“So what is driving Michigan’s auto insurance costs up in both absolute and relative terms? While the cost drivers influencing the price of auto insurance in Michigan are similar to those in other states in most respects, there is one glaring exception—its unlimited threshold for no-fault auto insurance claims,” Dr. Hartwig testified, in remarks before the Michigan House Insurance committee. “No other state in the country provides unlimited no-fault benefits, and for good reason—with unlimited benefits come unlimited costs.”
Dr. Hartwig noted that the average no-fault auto insurance claim in Michigan rose an astounding 250 percent, to $31,883 in 2007 from $9,103 in 1998, because the “system operates with virtually no checks or balances.” Unlike almost any other state, Michigan has no medical fee schedules, no utilization controls or treatment protocols, and no state insurance fraud bureau to investigate and prosecute fraud and abuse in the no-fault system.
“Michigan’s unlimited no-fault threshold exposes the state’s drivers to the full force and fury of runaway health care costs. Quite literally, Michigan’s no-fault system is the last and greatest blank check in the U.S. healthcare system,” Dr. Hartwig said. “These rising costs are reflected in the premiums Michigan drivers pay but do not lead to increased insurance industry profits,” he added.

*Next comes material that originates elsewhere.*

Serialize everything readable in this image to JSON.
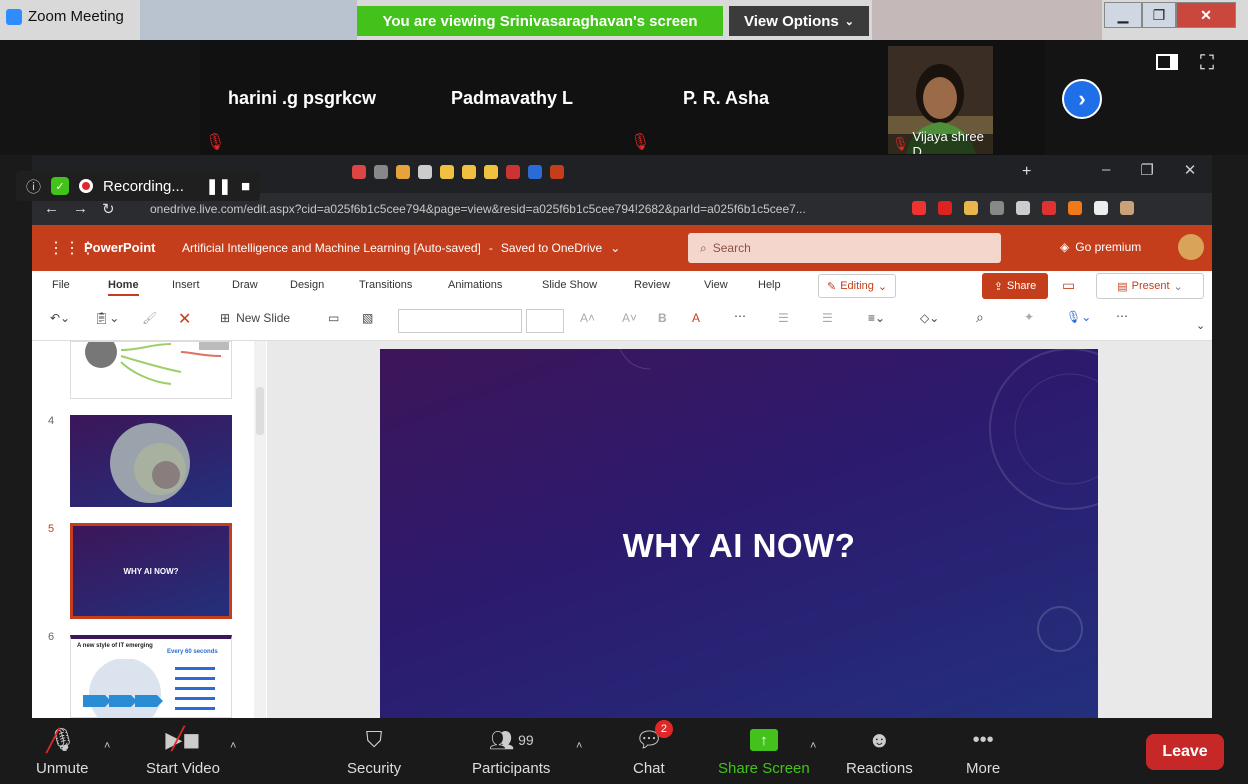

The average auto insurance policyholder in Michigan spent $928 in 2007 to insure his or her vehicle, compared with $795 for the typical U.S. driver in that same year, making Michigan’s rates the 11th highest in the nation. Yet these higher premiums have done little to boost the auto insurance industry’s bottom line in the state, with Michigan auto insurers’ average return on net worth (RNW) in the private-passenger market standing at 2.1 percent between 1998 and 2007, a time frame in which the national RNW number in this same market stood at 8.4 percent. In contrast, a risk-free investment in 10-year U.S. Treasury notes over the same span of time (1998-2007) would have provided a rate of return of 4.9 percent.
In his testimony, Dr. Hartwig argued that efforts to either restrict or ban certain underwriting tools, such as credit-based insurance scores, will not lower auto insurance premiums. Likewise, he said, efforts to create low cost auto insurance policies to improve affordability without also reducing the benefits provided are doomed to failure. Such programs implicitly require subsidies, he stated.

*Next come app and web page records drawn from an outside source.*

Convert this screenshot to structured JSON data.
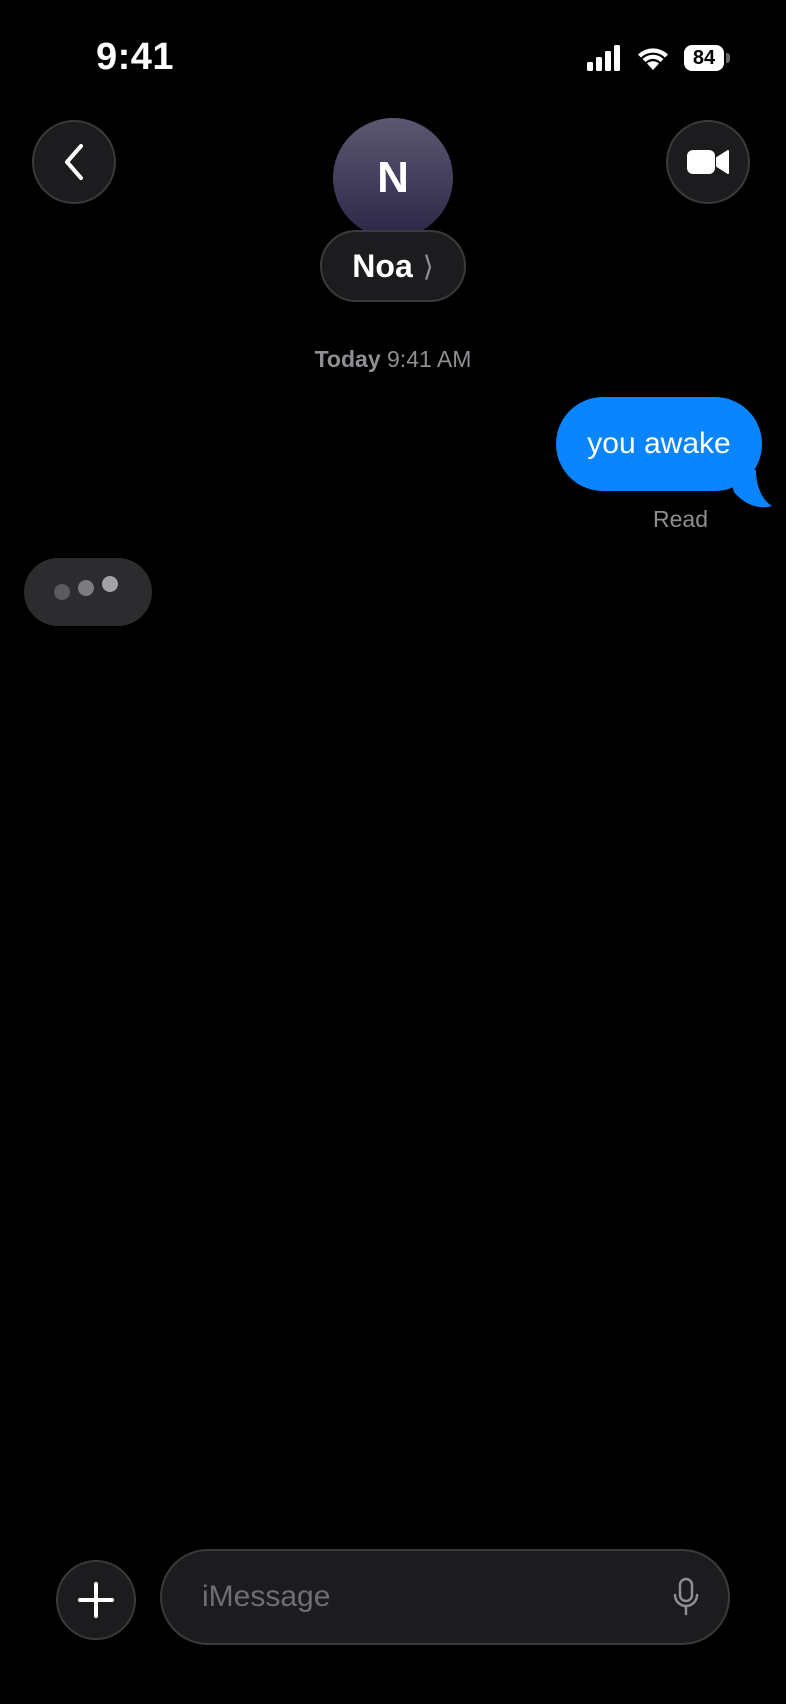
{
  "status_bar": {
    "time": "9:41",
    "battery_level": "84",
    "icons": [
      "signal-icon",
      "wifi-icon",
      "battery-icon"
    ]
  },
  "header": {
    "avatar_initial": "N",
    "contact_name": "Noa",
    "name_chevron": "⟩",
    "back_icon": "chevron-left-icon",
    "video_icon": "video-camera-icon"
  },
  "conversation": {
    "timestamp_day": "Today",
    "timestamp_time": "9:41 AM",
    "messages": [
      {
        "direction": "sent",
        "text": "you awake"
      }
    ],
    "read_receipt": "Read",
    "typing_indicator": true
  },
  "composer": {
    "placeholder": "iMessage",
    "value": "",
    "plus_icon": "plus-icon",
    "mic_icon": "microphone-icon"
  },
  "colors": {
    "background": "#000000",
    "sent_bubble": "#0a84ff",
    "received_bubble": "#2c2c2e",
    "secondary_text": "#8e8e93",
    "control_fill": "#1c1c1e"
  }
}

“With more than 100 companies offering auto insurance in the state, lack of competition is clearly not a contributing factor to Michigan’s relatively high automobile insurance premiums. Solutions of what to do about the state’s relatively high auto insurance premiums must necessarily focus on cost drivers,” Dr. Hartwig concluded.